Laura: I think that’s important. We get burned out and almost stuck in a rut and we lose that feeling of value in our home because we are the person doing all the things. That’s important, like you said, to take the time to reflect and to make sure we’re in God’s Word and spending time with the Lord because our value in is Him even though our family may not appreciate us. That’s a season that we go through where we feel really dry in the monotony of the school season. If we’re traditional with the fall and the spring semester, come May we really want that break. That goes back to your quote of, “The break isn’t going to heal it.” So to spend time, like you said, reflecting, that’s so important for our own hearts. We get lost a lot of times in how much we give to our families so if we’re not letting the Lord pour into us, we do feel dry. We need that refilling so we can pour into our families. And we probably would enjoy the break better.

Sonya: That’s true. You can enjoy a break much more if you’re not exhausted and burnt out. So we want to take break time for refreshing and extended time with the Lord and really go to those special events. Like you mentioned, the Charlotte Mason Together Retreat, that can renew you in a special way. But don’t depend on that to carry you through the whole year. You need to also set up regular times to keep that refreshment coming from the Lord. Or you’re not going to make it through. The wheels are going to just fall off.

Laura: Right, and I think it’s important too. I’ll give you an example. There are times where we’ll use our break, whether it’s a week here and there through the school year like you said, or the summer break, and we’ll spend time catching up on a handicraft. That’s time that we can give uninterrupted attention, versus sometimes during the school year, our school days just end up being way busier. Understanding that, that time given to the handicraft with our children is also time we’re giving to the relationships, the good conversations. There are always frustrations when we’re learning any kind of skill or handicraft, but if we’re not distracted by the things we have to get done because it’s not necessarily a school day, it helps our own mindsets to be more geared towards, “Oh I really like my kids, they’re good kids.” That is versus us checking everything off the list and being so defeated because it’s been a long school year.

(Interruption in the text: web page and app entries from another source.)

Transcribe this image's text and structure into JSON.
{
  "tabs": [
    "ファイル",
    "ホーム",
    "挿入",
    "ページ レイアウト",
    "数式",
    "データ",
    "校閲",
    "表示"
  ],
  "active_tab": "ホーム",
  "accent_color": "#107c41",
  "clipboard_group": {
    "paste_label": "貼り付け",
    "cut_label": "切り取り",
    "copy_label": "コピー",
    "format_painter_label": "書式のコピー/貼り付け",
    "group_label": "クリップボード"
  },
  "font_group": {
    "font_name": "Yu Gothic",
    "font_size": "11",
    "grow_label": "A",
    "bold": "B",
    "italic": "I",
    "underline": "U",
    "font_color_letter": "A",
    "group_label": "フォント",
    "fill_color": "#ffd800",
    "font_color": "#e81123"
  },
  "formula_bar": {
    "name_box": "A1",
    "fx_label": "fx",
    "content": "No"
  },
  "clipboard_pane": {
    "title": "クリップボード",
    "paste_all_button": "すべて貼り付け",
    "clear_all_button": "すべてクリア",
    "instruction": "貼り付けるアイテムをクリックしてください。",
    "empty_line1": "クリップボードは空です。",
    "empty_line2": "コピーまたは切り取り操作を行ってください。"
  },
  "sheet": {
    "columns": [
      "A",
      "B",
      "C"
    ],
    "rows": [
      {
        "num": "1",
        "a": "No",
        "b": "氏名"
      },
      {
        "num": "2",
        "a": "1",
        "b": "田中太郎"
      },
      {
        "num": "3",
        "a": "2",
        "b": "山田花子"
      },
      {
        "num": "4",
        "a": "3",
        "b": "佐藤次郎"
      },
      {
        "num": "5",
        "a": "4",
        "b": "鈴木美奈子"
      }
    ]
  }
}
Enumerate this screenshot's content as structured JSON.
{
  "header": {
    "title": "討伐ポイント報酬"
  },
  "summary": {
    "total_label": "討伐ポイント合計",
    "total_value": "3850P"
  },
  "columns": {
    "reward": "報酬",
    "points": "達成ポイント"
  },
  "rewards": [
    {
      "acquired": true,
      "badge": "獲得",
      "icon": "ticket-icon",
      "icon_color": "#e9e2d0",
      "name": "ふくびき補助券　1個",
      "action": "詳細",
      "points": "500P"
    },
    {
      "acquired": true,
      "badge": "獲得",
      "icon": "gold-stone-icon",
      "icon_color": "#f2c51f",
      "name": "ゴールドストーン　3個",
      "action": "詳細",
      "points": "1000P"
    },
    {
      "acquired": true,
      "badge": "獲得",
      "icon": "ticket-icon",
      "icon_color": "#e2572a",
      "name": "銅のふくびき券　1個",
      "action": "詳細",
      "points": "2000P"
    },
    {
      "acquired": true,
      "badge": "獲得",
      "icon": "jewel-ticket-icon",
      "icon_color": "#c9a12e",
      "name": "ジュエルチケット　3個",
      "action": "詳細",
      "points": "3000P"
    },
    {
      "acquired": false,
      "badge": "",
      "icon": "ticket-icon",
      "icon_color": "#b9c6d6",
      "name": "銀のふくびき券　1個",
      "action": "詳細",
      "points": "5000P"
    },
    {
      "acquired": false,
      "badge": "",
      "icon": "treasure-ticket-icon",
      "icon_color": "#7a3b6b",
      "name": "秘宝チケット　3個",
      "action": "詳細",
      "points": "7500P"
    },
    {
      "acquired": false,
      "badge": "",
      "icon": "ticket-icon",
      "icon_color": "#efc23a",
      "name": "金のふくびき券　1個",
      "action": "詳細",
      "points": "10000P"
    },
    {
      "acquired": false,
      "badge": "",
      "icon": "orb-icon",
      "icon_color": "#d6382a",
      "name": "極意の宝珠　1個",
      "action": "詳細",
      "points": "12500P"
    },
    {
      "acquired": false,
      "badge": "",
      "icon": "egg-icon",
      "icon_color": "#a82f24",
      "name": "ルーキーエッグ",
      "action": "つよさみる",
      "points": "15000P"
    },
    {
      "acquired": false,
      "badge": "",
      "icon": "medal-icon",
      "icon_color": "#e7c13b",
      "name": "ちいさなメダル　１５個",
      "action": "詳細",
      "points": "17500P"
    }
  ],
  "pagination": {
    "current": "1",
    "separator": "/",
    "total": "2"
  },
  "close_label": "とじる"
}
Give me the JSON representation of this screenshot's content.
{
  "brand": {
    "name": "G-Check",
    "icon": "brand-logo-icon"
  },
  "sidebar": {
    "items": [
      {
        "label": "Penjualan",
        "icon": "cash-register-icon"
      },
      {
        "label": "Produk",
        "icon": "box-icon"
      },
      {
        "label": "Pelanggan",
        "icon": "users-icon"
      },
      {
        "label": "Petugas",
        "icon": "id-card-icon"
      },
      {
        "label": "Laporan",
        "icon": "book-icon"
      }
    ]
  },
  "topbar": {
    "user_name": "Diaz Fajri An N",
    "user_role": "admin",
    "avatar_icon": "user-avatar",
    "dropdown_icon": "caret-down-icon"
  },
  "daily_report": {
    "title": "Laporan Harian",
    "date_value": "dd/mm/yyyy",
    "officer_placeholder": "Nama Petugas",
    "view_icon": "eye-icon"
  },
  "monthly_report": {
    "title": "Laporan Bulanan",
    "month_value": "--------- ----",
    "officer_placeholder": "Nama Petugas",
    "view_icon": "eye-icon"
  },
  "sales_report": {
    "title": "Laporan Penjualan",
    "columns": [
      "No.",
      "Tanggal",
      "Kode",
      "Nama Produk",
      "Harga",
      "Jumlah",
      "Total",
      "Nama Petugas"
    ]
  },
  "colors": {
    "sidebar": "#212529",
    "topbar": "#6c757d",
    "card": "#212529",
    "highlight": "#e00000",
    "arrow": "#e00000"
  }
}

Sonya: Yes. “What else do I still need to do?” Versus “I can be more present in the moment.” Enjoy them, as you said. That would go with handcrafts, as you mentioned, or projects that the kids could help you with or they could just watch and cheer you on. Depending on what it is, even field trips.

Laura: Or time driving, it’s just seeing the value in being with them. Whatever that is. I think it’s important.

Sonya: Good words. Thanks.

Laura: You’re welcome.